Where the records hold the string "with", show the whole line it sits on.

◇ ◇ ◇

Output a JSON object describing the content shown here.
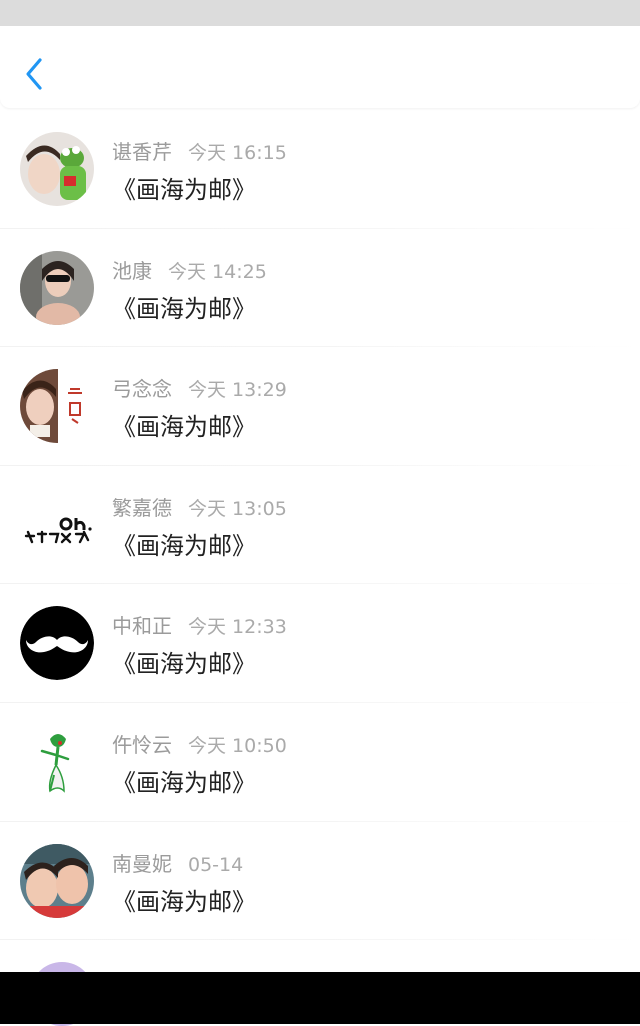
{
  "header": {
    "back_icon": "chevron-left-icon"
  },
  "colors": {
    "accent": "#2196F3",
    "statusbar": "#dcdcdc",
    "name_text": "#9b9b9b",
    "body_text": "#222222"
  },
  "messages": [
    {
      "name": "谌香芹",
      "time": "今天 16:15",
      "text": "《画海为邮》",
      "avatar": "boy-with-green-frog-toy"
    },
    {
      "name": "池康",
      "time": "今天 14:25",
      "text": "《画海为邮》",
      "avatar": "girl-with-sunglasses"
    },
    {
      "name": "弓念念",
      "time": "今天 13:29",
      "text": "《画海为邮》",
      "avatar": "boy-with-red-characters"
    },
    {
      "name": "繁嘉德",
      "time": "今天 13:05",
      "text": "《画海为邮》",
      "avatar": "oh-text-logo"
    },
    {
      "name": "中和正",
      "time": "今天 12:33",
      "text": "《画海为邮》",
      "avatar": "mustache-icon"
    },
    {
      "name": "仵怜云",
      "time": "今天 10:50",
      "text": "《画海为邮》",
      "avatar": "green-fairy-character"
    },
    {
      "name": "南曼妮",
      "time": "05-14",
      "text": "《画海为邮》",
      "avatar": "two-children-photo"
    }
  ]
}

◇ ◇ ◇

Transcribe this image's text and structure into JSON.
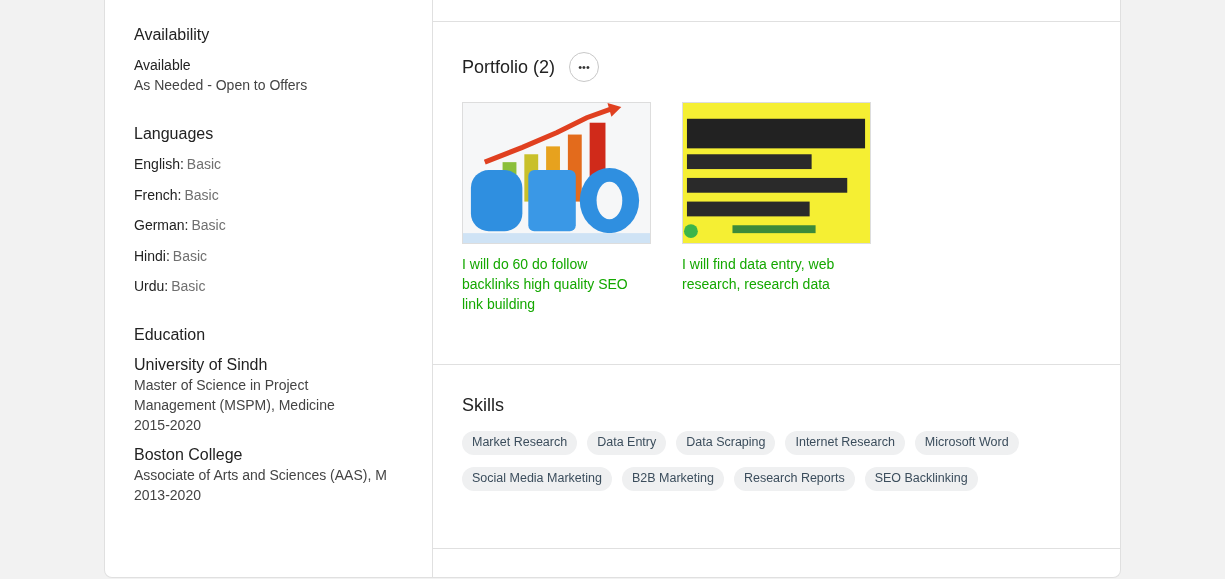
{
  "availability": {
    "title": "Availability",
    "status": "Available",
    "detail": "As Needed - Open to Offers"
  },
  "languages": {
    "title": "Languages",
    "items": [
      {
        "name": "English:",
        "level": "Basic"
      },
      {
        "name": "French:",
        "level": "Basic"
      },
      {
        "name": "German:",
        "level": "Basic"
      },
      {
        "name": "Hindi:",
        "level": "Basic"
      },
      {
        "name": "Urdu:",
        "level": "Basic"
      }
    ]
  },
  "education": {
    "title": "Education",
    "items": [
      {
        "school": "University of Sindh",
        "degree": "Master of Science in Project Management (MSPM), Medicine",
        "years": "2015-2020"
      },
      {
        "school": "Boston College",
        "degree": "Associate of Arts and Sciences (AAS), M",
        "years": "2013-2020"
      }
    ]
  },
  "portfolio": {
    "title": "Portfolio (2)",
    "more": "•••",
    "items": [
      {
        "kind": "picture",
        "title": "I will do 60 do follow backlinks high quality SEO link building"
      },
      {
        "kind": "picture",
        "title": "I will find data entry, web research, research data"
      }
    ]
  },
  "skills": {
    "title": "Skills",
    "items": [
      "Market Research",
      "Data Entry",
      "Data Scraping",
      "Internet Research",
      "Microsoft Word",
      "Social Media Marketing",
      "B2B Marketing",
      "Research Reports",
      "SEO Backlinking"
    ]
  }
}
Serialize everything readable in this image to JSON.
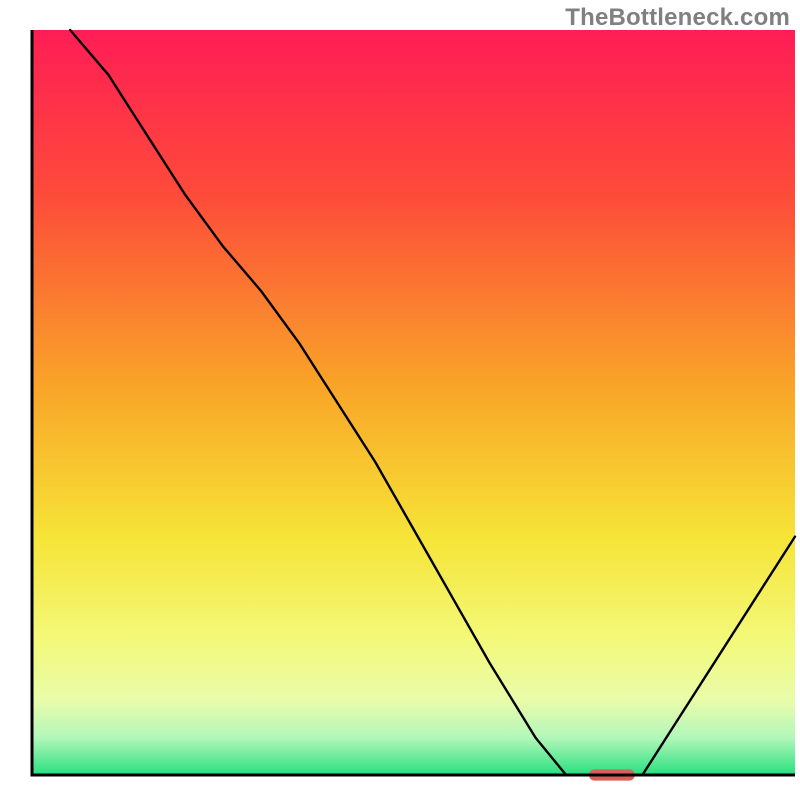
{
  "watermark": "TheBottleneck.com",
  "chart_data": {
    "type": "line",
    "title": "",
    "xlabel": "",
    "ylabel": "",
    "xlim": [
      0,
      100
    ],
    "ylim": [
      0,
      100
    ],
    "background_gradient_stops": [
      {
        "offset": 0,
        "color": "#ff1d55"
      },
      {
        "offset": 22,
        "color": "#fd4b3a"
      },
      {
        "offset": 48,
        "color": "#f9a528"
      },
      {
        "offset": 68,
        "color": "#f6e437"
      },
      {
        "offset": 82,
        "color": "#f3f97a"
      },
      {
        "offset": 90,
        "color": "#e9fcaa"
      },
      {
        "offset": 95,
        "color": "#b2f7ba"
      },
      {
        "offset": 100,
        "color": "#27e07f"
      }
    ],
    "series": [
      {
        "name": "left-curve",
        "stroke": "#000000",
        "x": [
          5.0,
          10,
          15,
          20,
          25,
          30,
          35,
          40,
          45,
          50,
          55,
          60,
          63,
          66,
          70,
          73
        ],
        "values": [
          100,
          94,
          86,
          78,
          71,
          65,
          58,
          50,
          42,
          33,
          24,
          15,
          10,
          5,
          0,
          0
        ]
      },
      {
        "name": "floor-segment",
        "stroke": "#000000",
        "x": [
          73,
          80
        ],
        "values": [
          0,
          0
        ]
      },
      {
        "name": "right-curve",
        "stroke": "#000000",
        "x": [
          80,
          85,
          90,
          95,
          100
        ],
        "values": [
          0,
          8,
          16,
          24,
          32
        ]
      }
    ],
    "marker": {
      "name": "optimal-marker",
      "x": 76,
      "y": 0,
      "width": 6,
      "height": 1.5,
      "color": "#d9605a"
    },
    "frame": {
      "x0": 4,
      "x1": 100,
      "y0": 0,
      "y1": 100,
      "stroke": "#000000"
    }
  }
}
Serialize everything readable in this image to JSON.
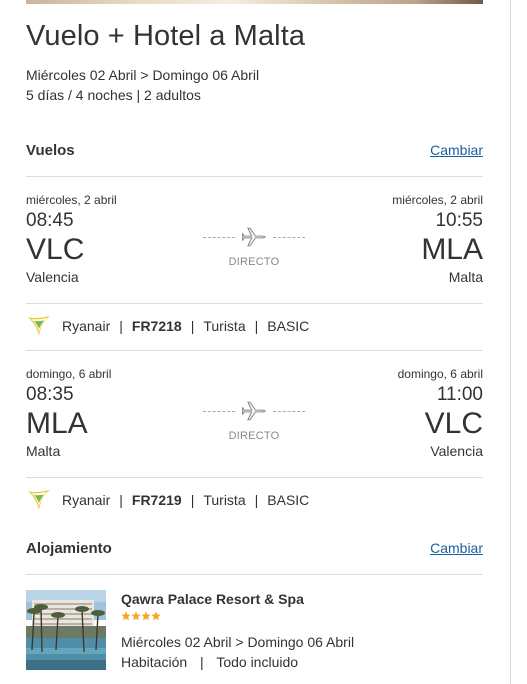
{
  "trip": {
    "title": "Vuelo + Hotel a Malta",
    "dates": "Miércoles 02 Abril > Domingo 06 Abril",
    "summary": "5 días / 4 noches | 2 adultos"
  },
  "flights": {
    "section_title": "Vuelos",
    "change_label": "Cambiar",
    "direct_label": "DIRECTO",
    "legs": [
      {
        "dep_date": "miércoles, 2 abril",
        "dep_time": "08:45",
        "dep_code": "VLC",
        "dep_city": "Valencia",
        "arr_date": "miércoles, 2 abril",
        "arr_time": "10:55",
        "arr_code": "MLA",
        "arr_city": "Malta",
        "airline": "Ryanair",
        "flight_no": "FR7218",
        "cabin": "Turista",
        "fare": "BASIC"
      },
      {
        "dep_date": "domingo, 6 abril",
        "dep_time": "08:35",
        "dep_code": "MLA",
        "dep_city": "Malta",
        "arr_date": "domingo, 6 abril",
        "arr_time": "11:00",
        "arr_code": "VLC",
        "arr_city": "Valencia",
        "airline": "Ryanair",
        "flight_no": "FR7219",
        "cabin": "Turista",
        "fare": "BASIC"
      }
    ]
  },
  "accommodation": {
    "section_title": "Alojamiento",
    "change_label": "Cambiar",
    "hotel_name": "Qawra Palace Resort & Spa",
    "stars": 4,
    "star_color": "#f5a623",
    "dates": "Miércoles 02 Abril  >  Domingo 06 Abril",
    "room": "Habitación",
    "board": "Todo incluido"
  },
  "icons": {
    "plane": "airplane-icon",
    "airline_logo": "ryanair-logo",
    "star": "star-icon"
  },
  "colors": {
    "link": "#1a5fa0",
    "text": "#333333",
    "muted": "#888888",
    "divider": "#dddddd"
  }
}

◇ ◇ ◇

● Solution below
      "avatar": "boy-with-green-frog-toy"
      "avatar": "girl-with-sunglasses"
      "avatar": "boy-with-red-characters"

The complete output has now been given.